# WHAT THE TASK ASKS:
Reproduce every record below word for word and include no pictures.
::: DATA :::
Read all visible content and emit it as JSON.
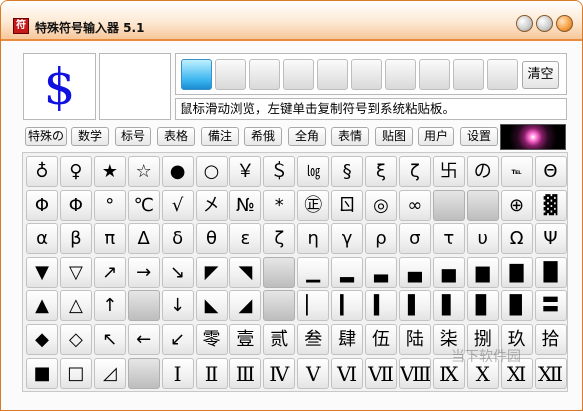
{
  "window": {
    "title": "特殊符号输入器 5.1"
  },
  "preview": {
    "symbol": "$"
  },
  "toolbar": {
    "clear_label": "清空",
    "hint": "鼠标滑动浏览，左键单击复制符号到系统粘贴板。"
  },
  "tabs": [
    "特殊の",
    "数学",
    "标号",
    "表格",
    "備注",
    "希俄",
    "全角",
    "表情",
    "贴图",
    "用户",
    "设置"
  ],
  "grid": [
    [
      "♁",
      "♀",
      "★",
      "☆",
      "●",
      "○",
      "￥",
      "＄",
      "㏒",
      "§",
      "ξ",
      "ζ",
      "卐",
      "の",
      "℡",
      "Θ"
    ],
    [
      "Φ",
      "Φ",
      "°",
      "℃",
      "√",
      "㐅",
      "№",
      "*",
      "㊣",
      "ㄖ",
      "◎",
      "∞",
      "",
      "",
      "⊕",
      "▓"
    ],
    [
      "α",
      "β",
      "π",
      "Δ",
      "δ",
      "θ",
      "ε",
      "ζ",
      "η",
      "γ",
      "ρ",
      "σ",
      "τ",
      "υ",
      "Ω",
      "Ψ"
    ],
    [
      "▼",
      "▽",
      "↗",
      "→",
      "↘",
      "◤",
      "◥",
      "",
      "▁",
      "▂",
      "▃",
      "▄",
      "▅",
      "▆",
      "▇",
      "█"
    ],
    [
      "▲",
      "△",
      "↑",
      "",
      "↓",
      "◣",
      "◢",
      "",
      "▏",
      "▎",
      "▍",
      "▌",
      "▋",
      "▊",
      "▉",
      "〓"
    ],
    [
      "◆",
      "◇",
      "↖",
      "←",
      "↙",
      "零",
      "壹",
      "贰",
      "叁",
      "肆",
      "伍",
      "陆",
      "柒",
      "捌",
      "玖",
      "拾"
    ],
    [
      "■",
      "□",
      "◿",
      "",
      "Ⅰ",
      "Ⅱ",
      "Ⅲ",
      "Ⅳ",
      "Ⅴ",
      "Ⅵ",
      "Ⅶ",
      "Ⅷ",
      "Ⅸ",
      "Ⅹ",
      "Ⅺ",
      "Ⅻ"
    ]
  ],
  "watermark": "当下软件园"
}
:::
# SOLUTION:
Read all visible content and emit it as JSON.
{
  "window": {
    "title": "特殊符号输入器 5.1"
  },
  "preview": {
    "symbol": "$"
  },
  "toolbar": {
    "clear_label": "清空",
    "hint": "鼠标滑动浏览，左键单击复制符号到系统粘贴板。"
  },
  "tabs": [
    "特殊の",
    "数学",
    "标号",
    "表格",
    "備注",
    "希俄",
    "全角",
    "表情",
    "贴图",
    "用户",
    "设置"
  ],
  "grid": [
    [
      "♁",
      "♀",
      "★",
      "☆",
      "●",
      "○",
      "￥",
      "＄",
      "㏒",
      "§",
      "ξ",
      "ζ",
      "卐",
      "の",
      "℡",
      "Θ"
    ],
    [
      "Φ",
      "Φ",
      "°",
      "℃",
      "√",
      "㐅",
      "№",
      "*",
      "㊣",
      "ㄖ",
      "◎",
      "∞",
      "",
      "",
      "⊕",
      "▓"
    ],
    [
      "α",
      "β",
      "π",
      "Δ",
      "δ",
      "θ",
      "ε",
      "ζ",
      "η",
      "γ",
      "ρ",
      "σ",
      "τ",
      "υ",
      "Ω",
      "Ψ"
    ],
    [
      "▼",
      "▽",
      "↗",
      "→",
      "↘",
      "◤",
      "◥",
      "",
      "▁",
      "▂",
      "▃",
      "▄",
      "▅",
      "▆",
      "▇",
      "█"
    ],
    [
      "▲",
      "△",
      "↑",
      "",
      "↓",
      "◣",
      "◢",
      "",
      "▏",
      "▎",
      "▍",
      "▌",
      "▋",
      "▊",
      "▉",
      "〓"
    ],
    [
      "◆",
      "◇",
      "↖",
      "←",
      "↙",
      "零",
      "壹",
      "贰",
      "叁",
      "肆",
      "伍",
      "陆",
      "柒",
      "捌",
      "玖",
      "拾"
    ],
    [
      "■",
      "□",
      "◿",
      "",
      "Ⅰ",
      "Ⅱ",
      "Ⅲ",
      "Ⅳ",
      "Ⅴ",
      "Ⅵ",
      "Ⅶ",
      "Ⅷ",
      "Ⅸ",
      "Ⅹ",
      "Ⅺ",
      "Ⅻ"
    ]
  ],
  "watermark": "当下软件园"
}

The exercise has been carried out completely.